“The professionals working in the vocational education and training each day system have, through their lived experience in delivering quality training, identified the opportunities to improve both the qualifications development process and the content of the qualifications themselves,” ITECA suggests.
Overdue on ANU
Learned readers lament the Australian National Audit Office’s governance review of ANU is late
The ANAO promised it for October but alas, that did not happen. Federal parliament still has two sitting weeks, at the end of the month, so unless the ANAO is running really late, or there is a press of parliamentary business, the audit should be tabled yet.
Uni Wollongong draws on Indigenous learning
by CLAIRE FIELD
At a time when many of us in the tertiary education sector are thinking about cutting-edge new technologies in teaching and learning – the University of Wollongong’s Jindaola Programme does the opposite
It draws on tens of thousands of years of learning and teaches educators about Aboriginal perspectives and knowledges and how they can be incorporated into curriculum right across the university.
As Jade Kennedy, Academic Director and senior lecturer in Indigenous Knowledges, explained to me, one of the reasons for Jindaola’s success is it does not start from a deficit view of Aboriginal and Torres Strait Islander people. It does not try to assimilate Indigenous people into the university.
Jindaola draws on the knowledge-based economy that underpinned Aboriginal culture before contact.
Inspired in part by a push from Universities Australia for more Indigenous content in university curriculum, Jade and his team worked with elders in the local community to create Jindaola.
The programme takes academics on a journey to understand the knowledge of local elders, to think about how this knowledge can change both what they teach and how they teach, to co-create content, and to learn to sit “uncomfortably comfortable”.
Jindaola values Indigenous knowledge and creates a welcoming space for Aboriginal students at the university. It has also proven to be highly beneficial to non-Indigenous students.
As Jade explained, “you’ve got non Aboriginal people, creating safe spaces for Aboriginal people to speak authentically about their lived experiences and the knowledges they learned, growing up in this history and this complexity. Just being validated, being respected for the ways in which they understand the world and finding a contribution that they can make to the learning of each other, this is a beautiful thing to witness.”
The University of Wollongong deserves real credit for encouraging this initiative. And while Jindaola is located in ancient knowledges – it has proven highly resilient to an on-line shift during COVID as well.
Claire Field speaks with Jade Kennedy on the latest episode of the ‘What now? What Next?’ podcast. Listen online or in your favourite podcast feed

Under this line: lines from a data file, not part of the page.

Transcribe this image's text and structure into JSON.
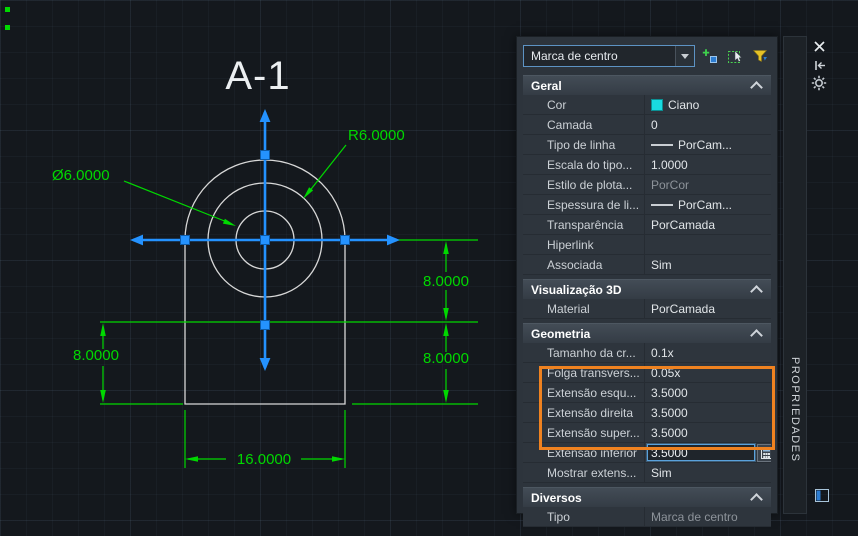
{
  "canvas": {
    "title": "A-1",
    "labels": {
      "radius": "R6.0000",
      "diameter": "Ø6.0000",
      "dim_right_upper": "8.0000",
      "dim_right_lower": "8.0000",
      "dim_left": "8.0000",
      "dim_bottom": "16.0000"
    },
    "colors": {
      "background": "#14181d",
      "geometry": "#d8d8d8",
      "dimension_green": "#00d800",
      "center_mark_blue": "#2492ff"
    }
  },
  "palette": {
    "title": "PROPRIEDADES",
    "object_selector": "Marca de centro",
    "accent": {
      "highlight_box": "#ef8220",
      "edit_border": "#5aa2dc",
      "cyan_swatch": "#19dbe0"
    },
    "icons": {
      "combo_dropdown": "chevron-down",
      "pickadd": "plus-cursor",
      "select_objects": "cursor-dashed-box",
      "quick_select": "funnel",
      "section_collapse": "chevron-up",
      "close": "x",
      "auto_hide": "arrow-to-bar",
      "settings": "gear",
      "quickcalc": "calculator"
    },
    "sections": [
      {
        "label": "Geral",
        "rows": [
          {
            "label": "Cor",
            "value": "Ciano"
          },
          {
            "label": "Camada",
            "value": "0"
          },
          {
            "label": "Tipo de linha",
            "value": "PorCam..."
          },
          {
            "label": "Escala do tipo...",
            "value": "1.0000"
          },
          {
            "label": "Estilo de plota...",
            "value": "PorCor"
          },
          {
            "label": "Espessura de li...",
            "value": "PorCam..."
          },
          {
            "label": "Transparência",
            "value": "PorCamada"
          },
          {
            "label": "Hiperlink",
            "value": ""
          },
          {
            "label": "Associada",
            "value": "Sim"
          }
        ]
      },
      {
        "label": "Visualização 3D",
        "rows": [
          {
            "label": "Material",
            "value": "PorCamada"
          }
        ]
      },
      {
        "label": "Geometria",
        "rows": [
          {
            "label": "Tamanho da cr...",
            "value": "0.1x"
          },
          {
            "label": "Folga transvers...",
            "value": "0.05x"
          },
          {
            "label": "Extensão esqu...",
            "value": "3.5000"
          },
          {
            "label": "Extensão direita",
            "value": "3.5000"
          },
          {
            "label": "Extensão super...",
            "value": "3.5000"
          },
          {
            "label": "Extensão inferior",
            "value": "3.5000"
          },
          {
            "label": "Mostrar extens...",
            "value": "Sim"
          }
        ]
      },
      {
        "label": "Diversos",
        "rows": [
          {
            "label": "Tipo",
            "value": "Marca de centro"
          }
        ]
      }
    ]
  }
}
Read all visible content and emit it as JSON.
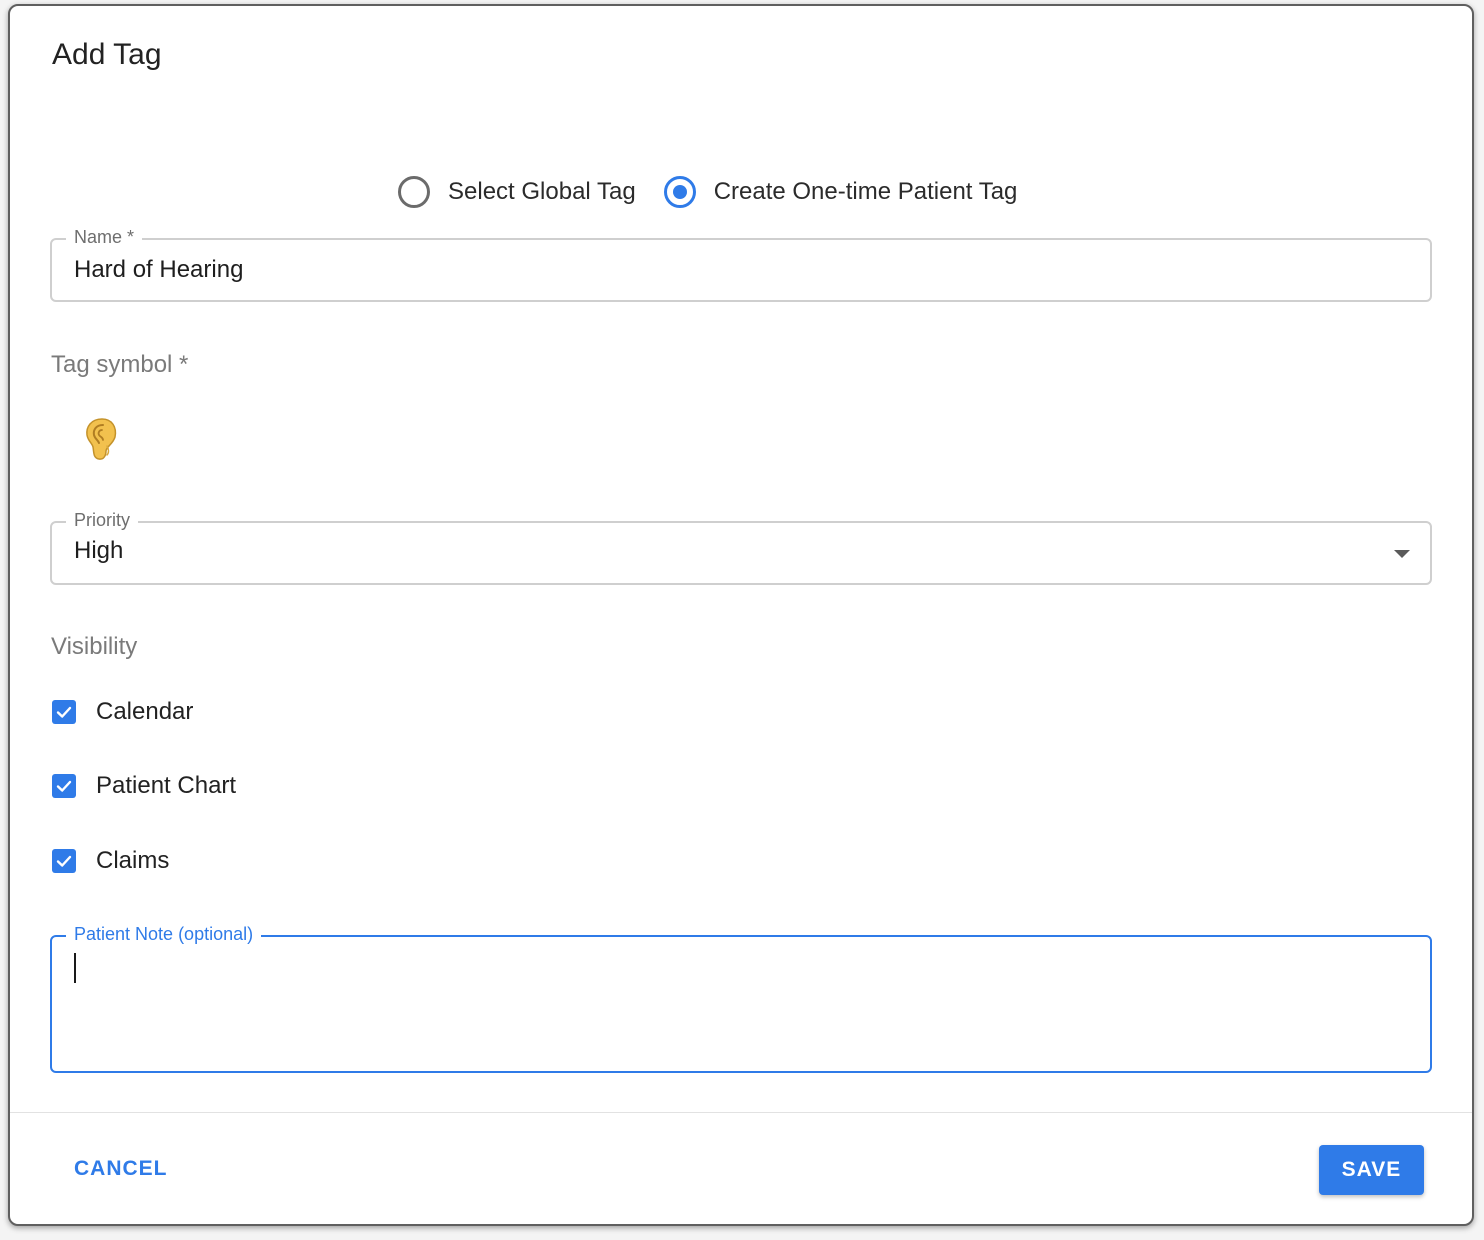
{
  "dialog": {
    "title": "Add Tag"
  },
  "tag_type": {
    "options": [
      {
        "label": "Select Global Tag",
        "selected": false
      },
      {
        "label": "Create One-time Patient Tag",
        "selected": true
      }
    ]
  },
  "name_field": {
    "label": "Name *",
    "value": "Hard of Hearing"
  },
  "tag_symbol": {
    "label": "Tag symbol *",
    "icon": "ear-icon"
  },
  "priority_field": {
    "label": "Priority",
    "value": "High"
  },
  "visibility": {
    "label": "Visibility",
    "items": [
      {
        "label": "Calendar",
        "checked": true
      },
      {
        "label": "Patient Chart",
        "checked": true
      },
      {
        "label": "Claims",
        "checked": true
      }
    ]
  },
  "note_field": {
    "label": "Patient Note (optional)",
    "value": ""
  },
  "actions": {
    "cancel_label": "CANCEL",
    "save_label": "SAVE"
  },
  "colors": {
    "accent": "#2f7be8",
    "border": "#cfcfcf",
    "muted_text": "#7a7a7a"
  }
}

Jacquie Bowden is to join Flinders U as director of the National Centre for Education and Training on Addiction. She moves from the South Australian Health and Medical Research Institute.
Erik Lithander starts at Uni Auckland as DVC Strategic Engagement, moving from Uni Bristol. “What, the Erik Lithander who was PVC International at ANU in the time of Ian “the gent” Young?” you ask. That’s the one.
At Australian Catholic U, Phil Parker is appointed dean for Graduate Research. He steps up from deputy director of the Institute of Positive Psychology and Education.